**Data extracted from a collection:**

════════

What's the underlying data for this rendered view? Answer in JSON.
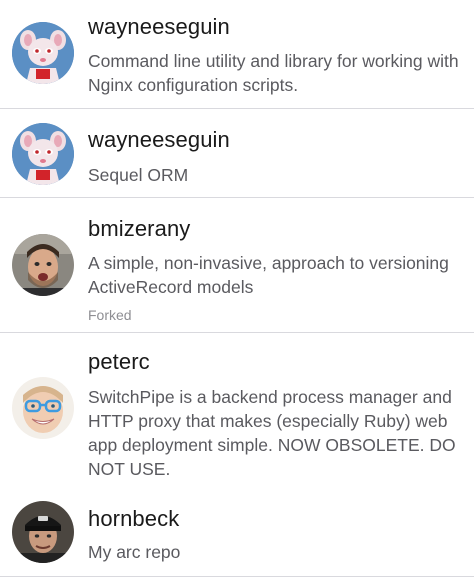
{
  "repos": [
    {
      "owner": "wayneeseguin",
      "description": "Command line utility and library for working with Nginx configuration scripts.",
      "avatar_icon": "pinky-and-brain-avatar-icon"
    },
    {
      "owner": "wayneeseguin",
      "description": "Sequel ORM",
      "avatar_icon": "pinky-and-brain-avatar-icon"
    },
    {
      "owner": "bmizerany",
      "description": "A simple, non-invasive, approach to versioning ActiveRecord models",
      "forked_label": "Forked",
      "avatar_icon": "user-photo-avatar-icon"
    },
    {
      "owner": "peterc",
      "description": "SwitchPipe is a backend process manager and HTTP proxy that makes (especially Ruby) web app deployment simple. NOW OBSOLETE. DO NOT USE.",
      "avatar_icon": "user-photo-avatar-icon"
    },
    {
      "owner": "hornbeck",
      "description": "My arc repo",
      "avatar_icon": "user-photo-avatar-icon"
    }
  ],
  "colors": {
    "name_text": "#1a1a1a",
    "description_text": "#5a5a5f",
    "forked_text": "#8e8e93",
    "separator": "#d9d9de",
    "background": "#ffffff"
  }
}
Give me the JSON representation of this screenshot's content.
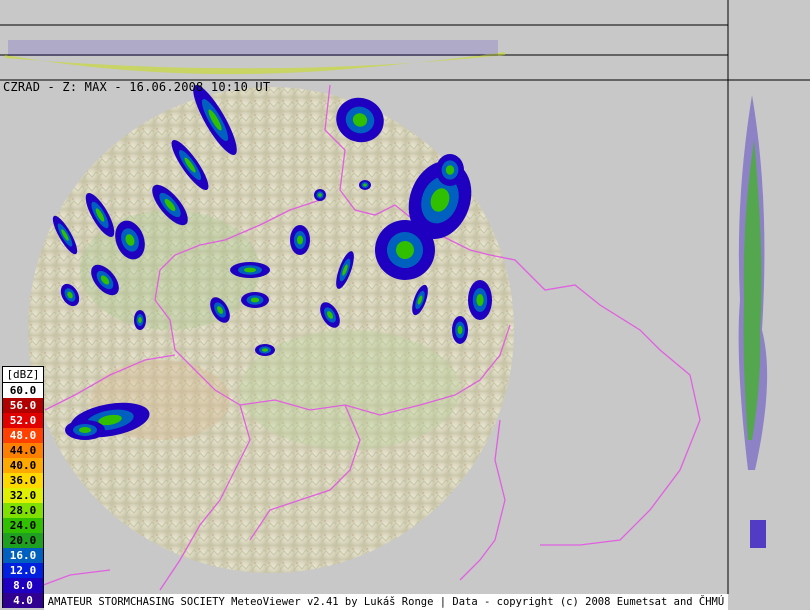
{
  "title": "CZRAD - Z: MAX - 16.06.2008 10:10 UT",
  "legend": {
    "unit": "[dBZ]",
    "entries": [
      {
        "label": "60.0",
        "color": "#ffffff",
        "text": "#000000"
      },
      {
        "label": "56.0",
        "color": "#b00000",
        "text": "#ffffff"
      },
      {
        "label": "52.0",
        "color": "#e00000",
        "text": "#ffffff"
      },
      {
        "label": "48.0",
        "color": "#ff4000",
        "text": "#ffffff"
      },
      {
        "label": "44.0",
        "color": "#ff8000",
        "text": "#000000"
      },
      {
        "label": "40.0",
        "color": "#ffa800",
        "text": "#000000"
      },
      {
        "label": "36.0",
        "color": "#ffd800",
        "text": "#000000"
      },
      {
        "label": "32.0",
        "color": "#e0f000",
        "text": "#000000"
      },
      {
        "label": "28.0",
        "color": "#80e000",
        "text": "#000000"
      },
      {
        "label": "24.0",
        "color": "#30c000",
        "text": "#000000"
      },
      {
        "label": "20.0",
        "color": "#20a020",
        "text": "#000000"
      },
      {
        "label": "16.0",
        "color": "#0060c0",
        "text": "#ffffff"
      },
      {
        "label": "12.0",
        "color": "#0020e0",
        "text": "#ffffff"
      },
      {
        "label": "8.0",
        "color": "#2000c0",
        "text": "#ffffff"
      },
      {
        "label": "4.0",
        "color": "#300090",
        "text": "#ffffff"
      }
    ]
  },
  "footer": "AMATEUR STORMCHASING SOCIETY MeteoViewer v2.41 by Lukáš Ronge | Data - copyright (c) 2008 Eumetsat and ČHMÚ",
  "colors": {
    "background": "#c8c8c8",
    "border_line": "#e060e0",
    "radar_dome": "#dcd8c4"
  }
}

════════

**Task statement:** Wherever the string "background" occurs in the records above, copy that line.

**Written response:**
    "background": "#ffffff"
    "background": "#c8c8c8",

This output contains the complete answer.